To paraphrase Jane Austen, it is a truth universally acknowledged that a football club without a manager must be in want of a manager.
Six weeks down the line from the 'mutual consenting' of Pedro Caixinha, Rangers will still have Graeme Murty in the dugout for this weekend's game against Ross County...and, according to yesterday's statement, till the end of December. This means he'll be in charge for another five games after that till the winter break, taking him to a total of twelve at least. Some clubs keep permanent managers in their posts for less time than that.
Given that Caixinha's jacket had been on a shoogly peg since the failure to Progres (sic) in Europe back in July, it seems quite remarkable that the club hadn't already started quietly sounding out alternatives in advance of his inevitable exit. Delaying the start of that process till he left the building was either incredibly honourable or incredibly incompetent; I'll leave you to decide which of those descriptions to delete as applicable.
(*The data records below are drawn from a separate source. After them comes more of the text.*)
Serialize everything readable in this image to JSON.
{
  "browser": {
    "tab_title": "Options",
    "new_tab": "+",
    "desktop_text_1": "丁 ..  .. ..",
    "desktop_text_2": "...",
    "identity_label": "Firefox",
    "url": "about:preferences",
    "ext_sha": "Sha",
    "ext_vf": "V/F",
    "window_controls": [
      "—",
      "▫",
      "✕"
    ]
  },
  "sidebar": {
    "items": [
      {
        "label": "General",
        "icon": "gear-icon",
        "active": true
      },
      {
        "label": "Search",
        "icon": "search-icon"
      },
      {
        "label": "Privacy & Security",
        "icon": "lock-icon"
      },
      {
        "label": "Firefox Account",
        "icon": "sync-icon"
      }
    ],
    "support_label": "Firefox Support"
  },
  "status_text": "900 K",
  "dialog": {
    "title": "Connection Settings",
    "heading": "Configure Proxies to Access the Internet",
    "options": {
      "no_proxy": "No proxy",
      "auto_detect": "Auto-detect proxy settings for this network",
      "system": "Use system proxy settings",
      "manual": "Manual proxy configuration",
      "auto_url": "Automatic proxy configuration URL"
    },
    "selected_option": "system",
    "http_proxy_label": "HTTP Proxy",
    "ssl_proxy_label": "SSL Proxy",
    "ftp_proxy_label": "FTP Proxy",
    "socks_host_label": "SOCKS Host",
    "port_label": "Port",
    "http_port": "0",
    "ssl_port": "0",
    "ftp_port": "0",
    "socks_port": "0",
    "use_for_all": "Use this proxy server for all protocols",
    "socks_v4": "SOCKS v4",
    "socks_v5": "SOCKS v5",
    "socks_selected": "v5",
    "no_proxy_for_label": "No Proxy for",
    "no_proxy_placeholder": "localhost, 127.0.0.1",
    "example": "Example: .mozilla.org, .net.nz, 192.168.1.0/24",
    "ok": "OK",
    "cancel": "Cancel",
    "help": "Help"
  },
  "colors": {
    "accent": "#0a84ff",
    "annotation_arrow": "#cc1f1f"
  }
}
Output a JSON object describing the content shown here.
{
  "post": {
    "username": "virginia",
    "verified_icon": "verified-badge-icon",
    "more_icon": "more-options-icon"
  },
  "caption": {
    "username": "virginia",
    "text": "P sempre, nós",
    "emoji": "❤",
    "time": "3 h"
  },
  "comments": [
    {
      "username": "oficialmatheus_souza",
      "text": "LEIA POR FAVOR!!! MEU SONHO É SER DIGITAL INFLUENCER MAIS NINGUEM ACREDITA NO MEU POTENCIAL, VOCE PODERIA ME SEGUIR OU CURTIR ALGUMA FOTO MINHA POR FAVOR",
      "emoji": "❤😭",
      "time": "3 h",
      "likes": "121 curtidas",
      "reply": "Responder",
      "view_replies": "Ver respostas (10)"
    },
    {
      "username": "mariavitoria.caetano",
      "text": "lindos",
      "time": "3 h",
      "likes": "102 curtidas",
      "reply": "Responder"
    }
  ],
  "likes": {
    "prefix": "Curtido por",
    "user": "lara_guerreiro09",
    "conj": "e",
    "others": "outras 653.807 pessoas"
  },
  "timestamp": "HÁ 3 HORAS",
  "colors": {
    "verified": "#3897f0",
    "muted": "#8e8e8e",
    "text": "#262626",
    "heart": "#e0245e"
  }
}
The Rangers board contains a number of successful business folk, and there is also a managing director heavily experienced in the ways of football (Stewart Robertson) and a Director Of Football too. And yet a thousand monkeys attending a thousand board meetings would have been more effective than this.
There has been a lot of conspiracy talk about Rangers trying to use the media to tap up McInnes and destabilise Aberdeen. And we know there are a depressingly high number of Scottish football journalists who would happily report that "the sky is green and grass is blue" if Jim Traynor sent that to them in an email titled 'Today's Rangers Press Release'.
But forty days passed between Caixinha leaving and an approach being made to Aberdeen for McInnes, and another two before he actually turned them down. The club's claim that "there was no outstanding candidate among those who applied for the position" is almost certainly true, but it seems crazy to have waited several weeks to confirm that is the case. If McInnes was earmarked early on as the leading candidate, the suggestion that Rangers wanted to wait until the double-header against the Dons was out of the way is laughable; five weeks passed between Caixinha going and that first game at Ibrox, plenty of time to sort things out.
It seems more likely that the board's strategy was as detailed and well thought out as David Davis' Brexit impact assessment files, and so the media simply filled the information vacuum as well as they could. And with little to go on other than a link to McInnes which certainly seemed plausible, they regurgitated it again and again like Roman nobles at a 1st century AD banquet. The speculation probably did unsettle McInnes and Aberdeen, but to suggest it was all part of a cunning plan gives the impression that Rangers operate with more nous than Baldrick.
One thing it has accomplished, however, is to distract supporters - and, either wilfully or otherwise, the media - from two far more significant issues surrounding Rangers. The first was their recent accounts which stated that £4m was required for working capital by the end of November - November! That's less than halfway through the season before they basically ran out of money. In fact, it's possible that the long delay in moving for McInnes is because Rangers couldn't meet Aberdeen's compensation demands until that cash injection.
That £4m, plus another £3.5m next year, will apparently come in loans from a company called NOAL the holders of the shares bought by Dave King's family trust, which leads me onto the second issue - the ongoing battle between King and the Takeover Panel. King has bascially admitted he can't actually afford to bid for Rangers (his lawyer's claims that he is "penniless" and that he hasn't got any sort of control over the actions of NOAL seem interesting in the context of the loans that have gone the club's way). Just being in conflict with the Takeover Panel is unheard of (this is the first time someone has fought a ruling from them); losing would put King in a very precarious position indeed.
Those are probably the reasons why McInnes felt staying in the North-East was a better career move than going to Ibrox. And this embarrassing affair may well bring that into the conscience of even those with the bluest-tinted spectacles.
In the meantime, Murty will plug on. By the end of December he will have, in two spells, managed Rangers for eighteen matches. Caixinha was in charge for only twenty-six. Murty is clearly not a viable long-term option; whilst his tactical changes for the games against Aberdeen were impressive they came on the back of embarrassing losses to Hamilton and Dundee. If Rangers choose to stick with him into the new year, they will not finish second. But by confirming him in the role till the winter break they have conceded that they are yet to devise a plan B, after seemingly taking a month to come up with a Plan A that was so simple that even Kris Boyd had thought of it.
On the bright side, they do apparently have Alex McLeish's phone number...
Lawrie Spence has ranted and spouted his ill-informed opinions on Narey's Toepoker since September 2007. He has a life outside this blog. Honestly.